(Work item) Return each line below holding the string "Stockx".

Start of Information provided

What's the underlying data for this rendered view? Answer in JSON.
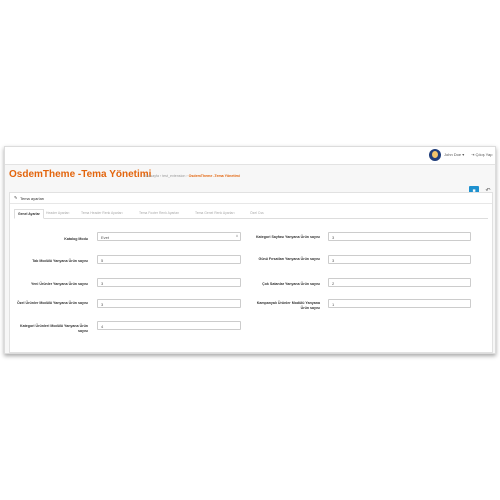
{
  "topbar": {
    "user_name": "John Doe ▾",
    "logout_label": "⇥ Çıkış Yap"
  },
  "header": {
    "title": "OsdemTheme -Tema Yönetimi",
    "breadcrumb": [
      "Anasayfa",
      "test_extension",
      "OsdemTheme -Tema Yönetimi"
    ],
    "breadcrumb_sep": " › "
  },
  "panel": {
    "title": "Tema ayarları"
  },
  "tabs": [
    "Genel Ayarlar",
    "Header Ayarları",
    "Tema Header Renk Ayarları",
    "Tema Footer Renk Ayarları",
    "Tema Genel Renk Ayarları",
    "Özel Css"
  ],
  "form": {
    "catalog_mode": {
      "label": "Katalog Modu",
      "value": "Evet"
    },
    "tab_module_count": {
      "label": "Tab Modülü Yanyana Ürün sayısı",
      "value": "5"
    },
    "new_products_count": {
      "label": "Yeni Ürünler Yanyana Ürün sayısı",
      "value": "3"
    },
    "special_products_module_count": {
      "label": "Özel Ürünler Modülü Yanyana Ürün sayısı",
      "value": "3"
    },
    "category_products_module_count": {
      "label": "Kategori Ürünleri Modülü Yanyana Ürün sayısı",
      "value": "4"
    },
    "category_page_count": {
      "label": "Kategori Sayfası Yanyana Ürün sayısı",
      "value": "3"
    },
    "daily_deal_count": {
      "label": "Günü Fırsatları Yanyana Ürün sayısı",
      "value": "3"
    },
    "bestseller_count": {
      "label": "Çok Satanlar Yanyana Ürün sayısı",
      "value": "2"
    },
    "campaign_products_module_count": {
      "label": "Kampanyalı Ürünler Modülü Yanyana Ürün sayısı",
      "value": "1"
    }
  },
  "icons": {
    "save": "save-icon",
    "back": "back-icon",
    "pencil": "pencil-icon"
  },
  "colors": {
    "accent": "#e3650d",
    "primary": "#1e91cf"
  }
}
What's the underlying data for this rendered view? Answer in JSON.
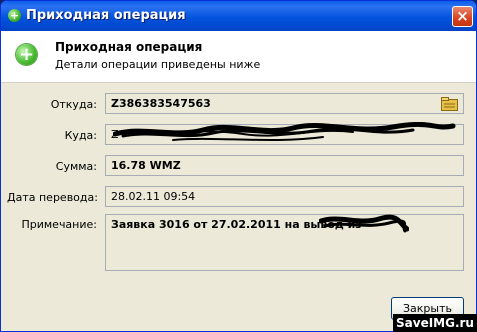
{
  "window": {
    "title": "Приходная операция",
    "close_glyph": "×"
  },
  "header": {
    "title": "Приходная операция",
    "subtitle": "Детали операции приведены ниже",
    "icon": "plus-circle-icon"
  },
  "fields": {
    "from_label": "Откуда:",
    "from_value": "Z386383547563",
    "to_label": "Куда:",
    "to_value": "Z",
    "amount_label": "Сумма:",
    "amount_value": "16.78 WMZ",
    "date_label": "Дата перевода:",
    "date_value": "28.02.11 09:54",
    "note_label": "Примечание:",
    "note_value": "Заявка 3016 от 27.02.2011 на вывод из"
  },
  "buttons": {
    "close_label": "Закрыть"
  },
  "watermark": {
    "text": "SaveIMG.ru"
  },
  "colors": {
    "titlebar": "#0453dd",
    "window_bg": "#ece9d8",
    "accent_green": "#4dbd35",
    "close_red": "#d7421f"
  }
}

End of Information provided
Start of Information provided

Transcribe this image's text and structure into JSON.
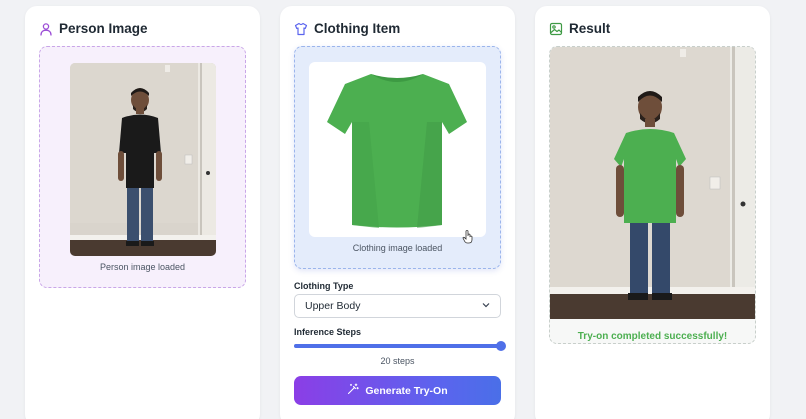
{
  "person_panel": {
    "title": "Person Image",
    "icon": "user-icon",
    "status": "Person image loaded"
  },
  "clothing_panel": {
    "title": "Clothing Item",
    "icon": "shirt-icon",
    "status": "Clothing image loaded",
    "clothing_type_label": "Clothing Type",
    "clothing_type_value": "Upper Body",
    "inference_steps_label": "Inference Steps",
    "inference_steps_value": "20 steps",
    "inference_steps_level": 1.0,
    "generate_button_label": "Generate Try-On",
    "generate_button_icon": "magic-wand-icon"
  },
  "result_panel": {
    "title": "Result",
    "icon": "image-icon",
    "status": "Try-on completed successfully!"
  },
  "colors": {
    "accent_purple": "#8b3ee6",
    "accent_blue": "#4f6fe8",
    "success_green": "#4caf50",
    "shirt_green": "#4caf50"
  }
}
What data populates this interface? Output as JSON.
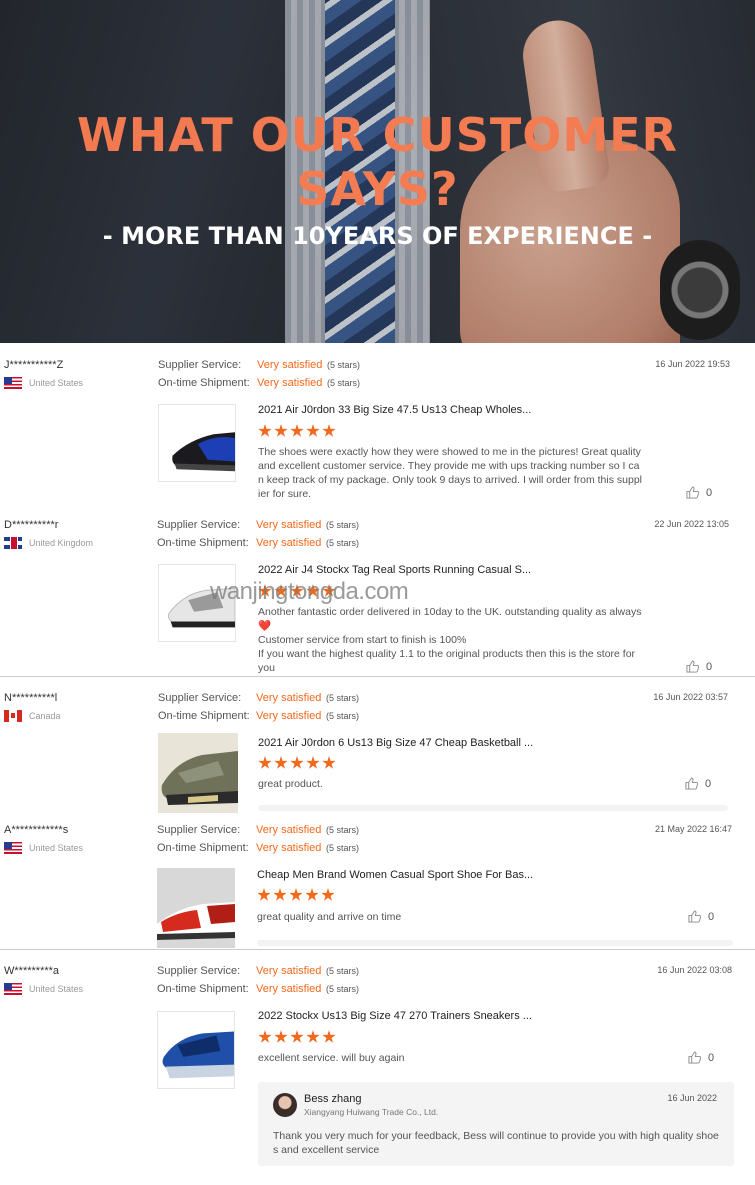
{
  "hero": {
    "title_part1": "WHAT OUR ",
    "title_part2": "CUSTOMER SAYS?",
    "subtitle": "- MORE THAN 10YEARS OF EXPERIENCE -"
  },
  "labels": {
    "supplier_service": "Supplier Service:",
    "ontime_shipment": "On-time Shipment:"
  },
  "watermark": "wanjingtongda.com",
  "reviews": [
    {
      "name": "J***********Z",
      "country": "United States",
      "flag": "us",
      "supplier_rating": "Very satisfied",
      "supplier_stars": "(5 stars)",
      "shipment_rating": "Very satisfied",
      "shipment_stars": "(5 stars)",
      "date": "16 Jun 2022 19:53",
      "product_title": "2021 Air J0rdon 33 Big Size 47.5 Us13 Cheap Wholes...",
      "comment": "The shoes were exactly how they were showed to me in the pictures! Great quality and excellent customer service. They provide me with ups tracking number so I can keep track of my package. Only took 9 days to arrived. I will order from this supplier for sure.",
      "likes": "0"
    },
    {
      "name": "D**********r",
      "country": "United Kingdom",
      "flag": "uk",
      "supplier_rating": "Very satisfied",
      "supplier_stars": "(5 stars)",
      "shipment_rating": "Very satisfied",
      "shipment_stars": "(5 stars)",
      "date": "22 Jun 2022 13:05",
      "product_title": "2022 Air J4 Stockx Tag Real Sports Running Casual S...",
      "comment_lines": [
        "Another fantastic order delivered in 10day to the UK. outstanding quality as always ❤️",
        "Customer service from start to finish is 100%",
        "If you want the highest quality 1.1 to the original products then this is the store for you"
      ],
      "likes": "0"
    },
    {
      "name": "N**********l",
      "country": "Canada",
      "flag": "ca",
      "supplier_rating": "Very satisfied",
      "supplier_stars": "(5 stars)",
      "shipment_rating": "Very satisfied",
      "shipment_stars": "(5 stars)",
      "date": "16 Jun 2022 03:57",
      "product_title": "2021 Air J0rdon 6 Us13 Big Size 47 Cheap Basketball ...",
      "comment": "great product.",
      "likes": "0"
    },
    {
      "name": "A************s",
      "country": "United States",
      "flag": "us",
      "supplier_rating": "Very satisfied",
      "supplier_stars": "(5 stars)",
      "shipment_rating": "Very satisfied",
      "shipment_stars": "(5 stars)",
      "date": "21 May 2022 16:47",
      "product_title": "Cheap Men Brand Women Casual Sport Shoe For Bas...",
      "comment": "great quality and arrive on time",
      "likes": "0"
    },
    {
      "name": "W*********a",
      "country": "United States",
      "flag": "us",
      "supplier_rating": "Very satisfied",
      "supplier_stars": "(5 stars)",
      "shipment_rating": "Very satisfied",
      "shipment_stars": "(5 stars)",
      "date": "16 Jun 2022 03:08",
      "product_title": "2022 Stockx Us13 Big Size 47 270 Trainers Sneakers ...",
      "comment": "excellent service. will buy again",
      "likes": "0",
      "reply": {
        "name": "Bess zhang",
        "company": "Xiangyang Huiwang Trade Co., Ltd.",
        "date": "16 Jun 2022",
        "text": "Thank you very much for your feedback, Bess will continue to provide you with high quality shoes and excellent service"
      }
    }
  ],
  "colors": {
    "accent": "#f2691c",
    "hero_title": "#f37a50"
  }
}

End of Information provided
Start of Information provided

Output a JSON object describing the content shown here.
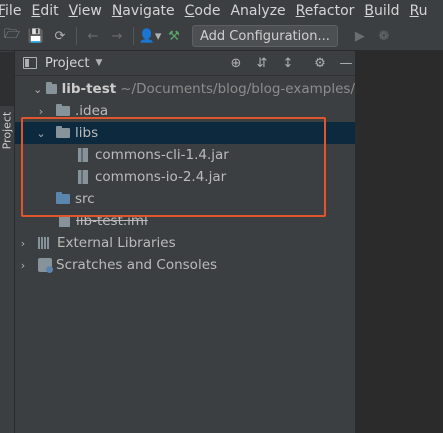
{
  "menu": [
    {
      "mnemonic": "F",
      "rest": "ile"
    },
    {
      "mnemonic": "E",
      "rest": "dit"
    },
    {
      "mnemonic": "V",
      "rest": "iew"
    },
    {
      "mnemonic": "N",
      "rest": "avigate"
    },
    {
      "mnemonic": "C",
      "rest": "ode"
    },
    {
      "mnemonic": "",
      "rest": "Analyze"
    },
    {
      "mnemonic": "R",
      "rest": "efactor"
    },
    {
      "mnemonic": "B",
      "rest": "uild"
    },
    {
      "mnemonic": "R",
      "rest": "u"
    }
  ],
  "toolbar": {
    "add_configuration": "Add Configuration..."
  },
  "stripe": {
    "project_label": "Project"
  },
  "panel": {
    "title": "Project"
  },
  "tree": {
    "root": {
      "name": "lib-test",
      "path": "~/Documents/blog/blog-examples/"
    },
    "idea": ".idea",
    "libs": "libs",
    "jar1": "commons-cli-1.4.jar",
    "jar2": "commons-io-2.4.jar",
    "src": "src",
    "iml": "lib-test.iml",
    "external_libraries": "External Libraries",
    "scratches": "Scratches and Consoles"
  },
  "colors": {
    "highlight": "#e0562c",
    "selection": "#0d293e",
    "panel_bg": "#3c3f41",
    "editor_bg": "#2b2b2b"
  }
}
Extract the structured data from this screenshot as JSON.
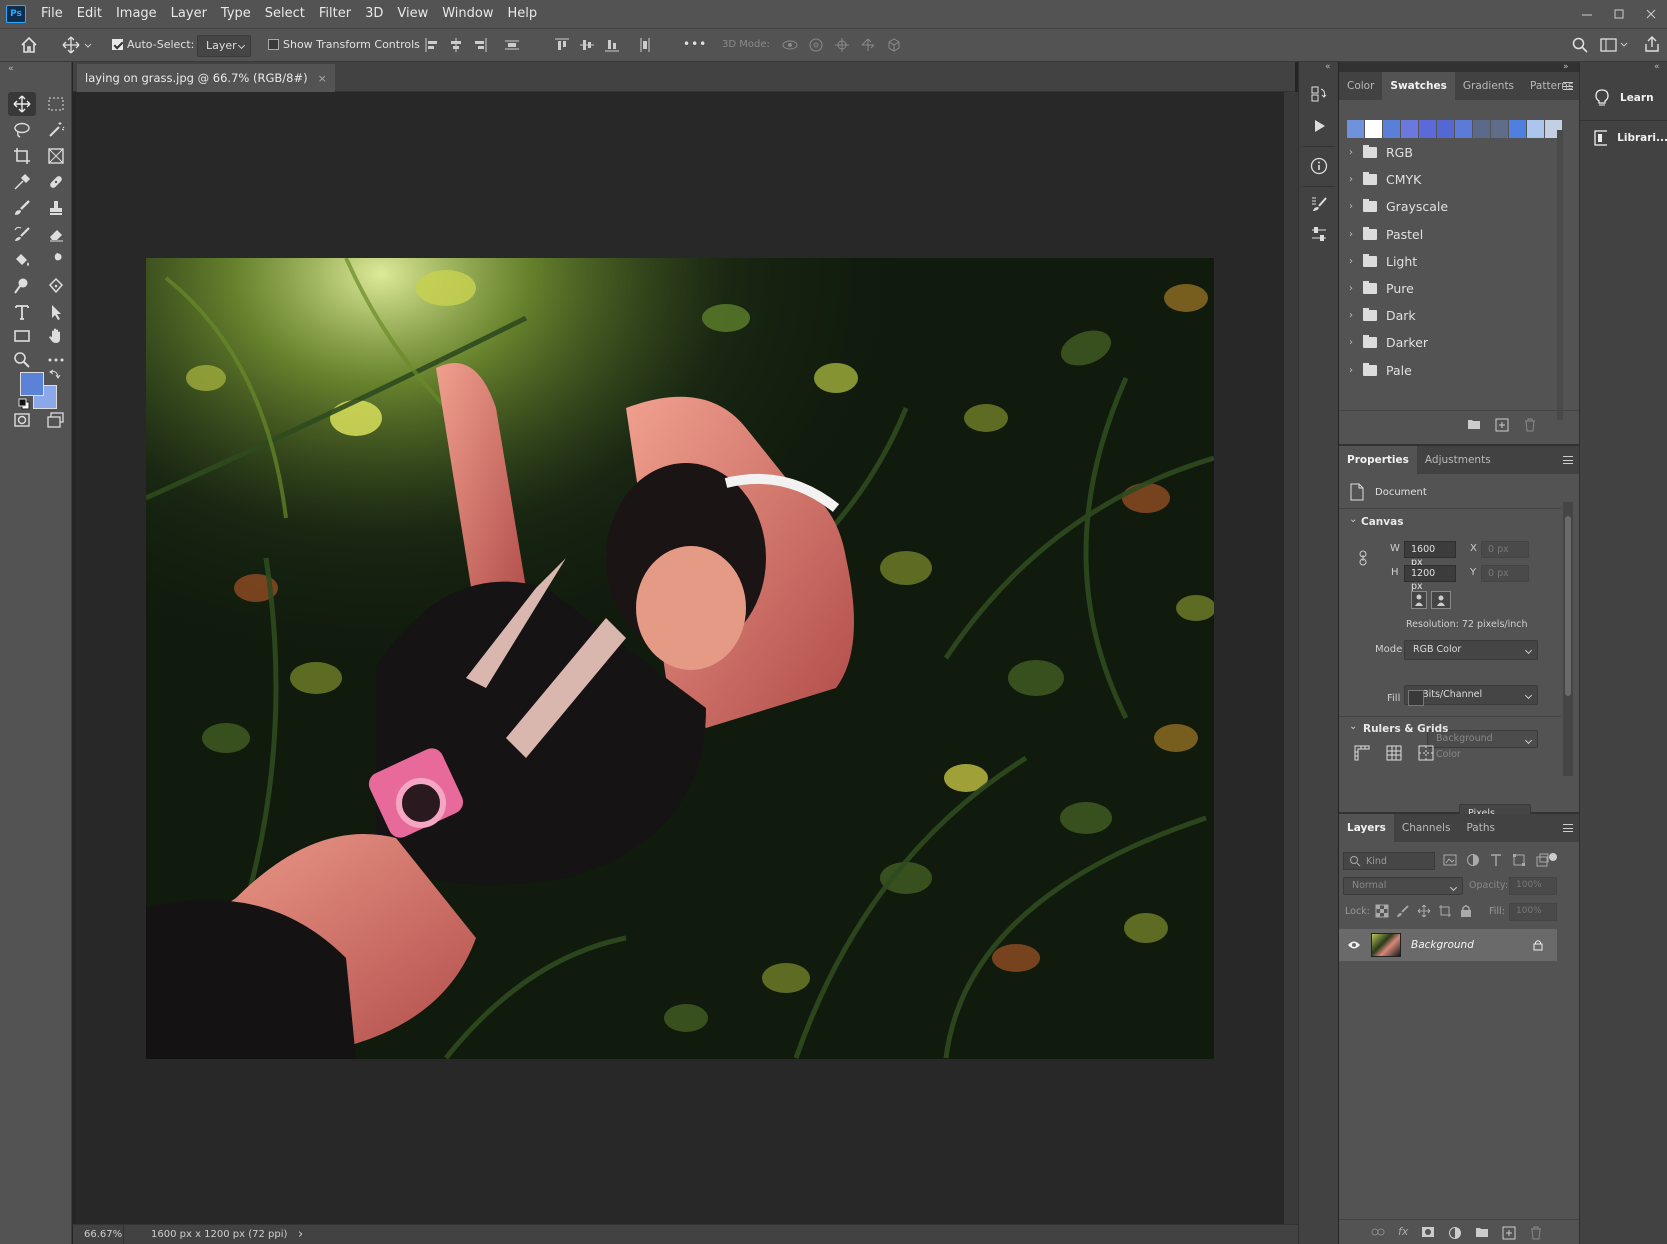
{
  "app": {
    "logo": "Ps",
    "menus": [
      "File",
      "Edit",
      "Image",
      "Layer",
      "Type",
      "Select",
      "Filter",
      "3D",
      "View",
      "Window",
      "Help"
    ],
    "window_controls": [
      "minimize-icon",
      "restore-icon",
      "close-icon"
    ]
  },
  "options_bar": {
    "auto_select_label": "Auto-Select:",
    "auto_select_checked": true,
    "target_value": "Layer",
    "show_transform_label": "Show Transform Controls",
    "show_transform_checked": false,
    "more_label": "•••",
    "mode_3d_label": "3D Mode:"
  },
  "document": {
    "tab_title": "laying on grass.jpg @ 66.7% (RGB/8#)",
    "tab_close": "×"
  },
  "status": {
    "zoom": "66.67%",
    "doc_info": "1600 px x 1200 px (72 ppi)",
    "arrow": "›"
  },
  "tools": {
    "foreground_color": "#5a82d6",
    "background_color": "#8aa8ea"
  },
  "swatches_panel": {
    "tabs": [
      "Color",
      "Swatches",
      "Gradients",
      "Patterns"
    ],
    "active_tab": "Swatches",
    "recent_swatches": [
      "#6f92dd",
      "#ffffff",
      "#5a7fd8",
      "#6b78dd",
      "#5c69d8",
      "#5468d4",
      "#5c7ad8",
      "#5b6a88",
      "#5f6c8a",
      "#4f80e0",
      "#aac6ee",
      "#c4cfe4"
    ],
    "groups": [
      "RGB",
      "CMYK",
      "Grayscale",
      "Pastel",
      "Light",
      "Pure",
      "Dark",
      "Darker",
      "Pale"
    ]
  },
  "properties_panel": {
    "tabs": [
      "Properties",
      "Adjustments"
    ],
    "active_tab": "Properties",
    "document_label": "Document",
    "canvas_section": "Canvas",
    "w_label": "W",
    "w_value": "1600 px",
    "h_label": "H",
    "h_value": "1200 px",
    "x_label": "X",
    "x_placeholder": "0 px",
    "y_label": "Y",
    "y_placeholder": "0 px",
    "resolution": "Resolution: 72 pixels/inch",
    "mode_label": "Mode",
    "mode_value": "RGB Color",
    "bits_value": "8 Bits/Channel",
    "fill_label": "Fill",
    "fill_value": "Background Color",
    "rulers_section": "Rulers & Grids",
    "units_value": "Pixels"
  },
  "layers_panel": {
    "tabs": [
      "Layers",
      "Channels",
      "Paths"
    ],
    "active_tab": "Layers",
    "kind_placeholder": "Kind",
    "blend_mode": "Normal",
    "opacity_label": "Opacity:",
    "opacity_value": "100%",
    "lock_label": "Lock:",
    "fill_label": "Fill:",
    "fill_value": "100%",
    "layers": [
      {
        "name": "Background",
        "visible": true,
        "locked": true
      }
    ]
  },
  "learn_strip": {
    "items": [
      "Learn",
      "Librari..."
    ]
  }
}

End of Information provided

(Answer to this task)
      "product_title": "2022 Air J4 Stockx Tag Real Sports Running Casual S...",
      "product_title": "2022 Stockx Us13 Big Size 47 270 Trainers Sneakers ...",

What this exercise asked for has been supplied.